We know very marvelous fish, Blackfin.
We love their attack breaking the surface of the rough sea and respect them.
We made full use of topwater and minnow plugs to catch them and found that they weren't hooked though they attacked such lures. We hadn't understood the reason.
One day, we synchronized a trial product, a sinking pencil lure, in a wave and could hook almost all of them which attacked the lure. We knew Blackfin could prey very well and have good sight. We discovered that it was more important to synchronize the lure in wave than to let it swim well in wave. In addition, a lure synchronized in wave was very natural for Blackfin. The method called "Low-tension-drift" was born in this way. Low- tension-drift was spread immediately among our fishing friends and became the indispensable method.
The point we aimed at is next.

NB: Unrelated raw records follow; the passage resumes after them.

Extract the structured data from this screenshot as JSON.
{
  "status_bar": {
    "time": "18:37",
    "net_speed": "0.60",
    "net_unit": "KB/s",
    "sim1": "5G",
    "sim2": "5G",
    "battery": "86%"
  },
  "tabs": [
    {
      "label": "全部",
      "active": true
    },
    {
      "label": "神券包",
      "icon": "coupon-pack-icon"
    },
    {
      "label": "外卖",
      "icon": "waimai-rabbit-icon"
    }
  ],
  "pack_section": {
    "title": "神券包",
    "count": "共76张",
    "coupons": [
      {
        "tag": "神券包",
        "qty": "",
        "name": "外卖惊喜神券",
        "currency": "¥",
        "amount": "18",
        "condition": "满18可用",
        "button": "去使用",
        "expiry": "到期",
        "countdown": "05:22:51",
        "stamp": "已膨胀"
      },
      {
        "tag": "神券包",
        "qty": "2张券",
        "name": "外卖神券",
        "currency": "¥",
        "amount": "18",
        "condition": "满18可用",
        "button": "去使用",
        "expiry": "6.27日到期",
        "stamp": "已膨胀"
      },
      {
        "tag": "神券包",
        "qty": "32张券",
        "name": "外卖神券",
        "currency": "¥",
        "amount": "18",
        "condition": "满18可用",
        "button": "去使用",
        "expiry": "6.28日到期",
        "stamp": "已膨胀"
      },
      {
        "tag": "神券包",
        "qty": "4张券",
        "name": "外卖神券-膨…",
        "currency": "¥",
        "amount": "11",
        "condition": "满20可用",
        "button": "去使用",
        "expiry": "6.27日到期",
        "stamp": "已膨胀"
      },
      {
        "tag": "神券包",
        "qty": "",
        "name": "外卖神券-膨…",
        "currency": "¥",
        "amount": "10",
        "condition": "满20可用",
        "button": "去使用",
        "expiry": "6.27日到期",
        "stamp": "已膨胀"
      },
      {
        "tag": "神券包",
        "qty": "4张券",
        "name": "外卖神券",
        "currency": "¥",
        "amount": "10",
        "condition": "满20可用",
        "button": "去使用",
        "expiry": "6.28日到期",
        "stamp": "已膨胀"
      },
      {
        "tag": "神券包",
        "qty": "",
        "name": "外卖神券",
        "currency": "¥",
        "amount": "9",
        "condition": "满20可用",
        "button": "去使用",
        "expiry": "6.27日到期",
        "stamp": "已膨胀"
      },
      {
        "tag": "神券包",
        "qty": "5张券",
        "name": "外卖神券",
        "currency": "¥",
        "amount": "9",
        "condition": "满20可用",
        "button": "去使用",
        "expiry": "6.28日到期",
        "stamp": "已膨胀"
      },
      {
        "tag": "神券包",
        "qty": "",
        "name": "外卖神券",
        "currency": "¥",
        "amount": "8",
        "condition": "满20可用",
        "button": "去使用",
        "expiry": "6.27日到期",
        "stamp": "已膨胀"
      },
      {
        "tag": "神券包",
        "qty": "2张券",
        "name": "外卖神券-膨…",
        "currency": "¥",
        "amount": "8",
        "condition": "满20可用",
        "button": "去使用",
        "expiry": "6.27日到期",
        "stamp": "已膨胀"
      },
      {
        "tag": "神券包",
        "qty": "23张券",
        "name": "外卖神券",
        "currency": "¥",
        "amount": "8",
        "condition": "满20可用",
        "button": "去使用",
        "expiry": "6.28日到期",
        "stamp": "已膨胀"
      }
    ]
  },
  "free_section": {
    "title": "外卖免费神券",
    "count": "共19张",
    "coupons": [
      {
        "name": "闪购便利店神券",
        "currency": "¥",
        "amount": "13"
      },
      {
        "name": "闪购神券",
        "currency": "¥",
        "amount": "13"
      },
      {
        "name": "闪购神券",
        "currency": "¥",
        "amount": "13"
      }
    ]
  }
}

1) When we hold 11 feet rod almost perpendicularly, the small resistance of this lure can make the moderate slack of line to synchronize a lure to a wave and the tide.
2) This lure keeps horizontal posture. So, seeing from a bottom, the silhouette of the lure is outstanding well. In addition, the lure keeping the posture is easy to synchronize itself to a wave and the tide.

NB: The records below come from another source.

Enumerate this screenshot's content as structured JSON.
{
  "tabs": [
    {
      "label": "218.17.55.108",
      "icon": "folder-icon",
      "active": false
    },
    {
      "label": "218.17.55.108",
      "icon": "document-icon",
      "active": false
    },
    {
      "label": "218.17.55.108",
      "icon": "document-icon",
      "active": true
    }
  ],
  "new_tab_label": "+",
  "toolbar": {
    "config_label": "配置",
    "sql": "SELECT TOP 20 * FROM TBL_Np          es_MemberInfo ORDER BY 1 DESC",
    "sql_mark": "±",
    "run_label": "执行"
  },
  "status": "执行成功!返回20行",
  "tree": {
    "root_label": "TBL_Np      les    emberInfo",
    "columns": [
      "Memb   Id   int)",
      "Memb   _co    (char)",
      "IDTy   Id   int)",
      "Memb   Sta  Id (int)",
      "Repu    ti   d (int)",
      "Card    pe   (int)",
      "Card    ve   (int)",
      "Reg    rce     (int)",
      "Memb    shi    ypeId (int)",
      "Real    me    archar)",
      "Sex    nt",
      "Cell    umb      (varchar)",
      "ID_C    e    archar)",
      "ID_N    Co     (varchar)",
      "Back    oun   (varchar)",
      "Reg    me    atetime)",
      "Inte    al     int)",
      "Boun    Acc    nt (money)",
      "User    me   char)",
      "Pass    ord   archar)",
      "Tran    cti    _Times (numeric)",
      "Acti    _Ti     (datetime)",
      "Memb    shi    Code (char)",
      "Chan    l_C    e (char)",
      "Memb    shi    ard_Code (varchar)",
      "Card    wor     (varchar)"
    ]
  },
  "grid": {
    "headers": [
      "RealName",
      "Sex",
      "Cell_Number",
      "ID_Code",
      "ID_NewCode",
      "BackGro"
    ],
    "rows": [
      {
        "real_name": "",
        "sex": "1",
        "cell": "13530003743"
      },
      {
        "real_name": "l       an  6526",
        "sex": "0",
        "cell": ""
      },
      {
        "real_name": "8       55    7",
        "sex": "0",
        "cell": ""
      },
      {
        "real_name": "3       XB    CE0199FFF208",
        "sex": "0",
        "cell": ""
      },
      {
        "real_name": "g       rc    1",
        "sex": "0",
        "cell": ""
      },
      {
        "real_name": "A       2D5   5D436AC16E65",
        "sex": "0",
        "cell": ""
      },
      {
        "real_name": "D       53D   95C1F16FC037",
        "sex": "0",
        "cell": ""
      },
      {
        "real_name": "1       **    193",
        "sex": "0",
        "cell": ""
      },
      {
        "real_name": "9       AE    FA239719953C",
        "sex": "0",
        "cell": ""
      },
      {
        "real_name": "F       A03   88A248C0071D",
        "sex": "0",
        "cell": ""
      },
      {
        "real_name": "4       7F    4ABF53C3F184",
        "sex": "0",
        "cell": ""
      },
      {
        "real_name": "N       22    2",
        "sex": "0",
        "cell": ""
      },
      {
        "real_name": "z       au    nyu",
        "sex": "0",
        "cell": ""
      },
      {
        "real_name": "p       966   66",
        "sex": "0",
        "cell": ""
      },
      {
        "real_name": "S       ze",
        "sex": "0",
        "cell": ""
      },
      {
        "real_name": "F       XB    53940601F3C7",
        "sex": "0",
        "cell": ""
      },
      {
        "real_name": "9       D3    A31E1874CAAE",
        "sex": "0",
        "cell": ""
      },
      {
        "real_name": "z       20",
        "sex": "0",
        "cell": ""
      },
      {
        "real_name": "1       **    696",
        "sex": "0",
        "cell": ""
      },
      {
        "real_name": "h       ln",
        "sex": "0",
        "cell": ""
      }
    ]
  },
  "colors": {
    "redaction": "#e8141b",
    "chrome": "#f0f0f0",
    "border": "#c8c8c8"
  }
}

Chimpan, a sinking pencil to catch Blackfin with 11 feet rod, is our answer.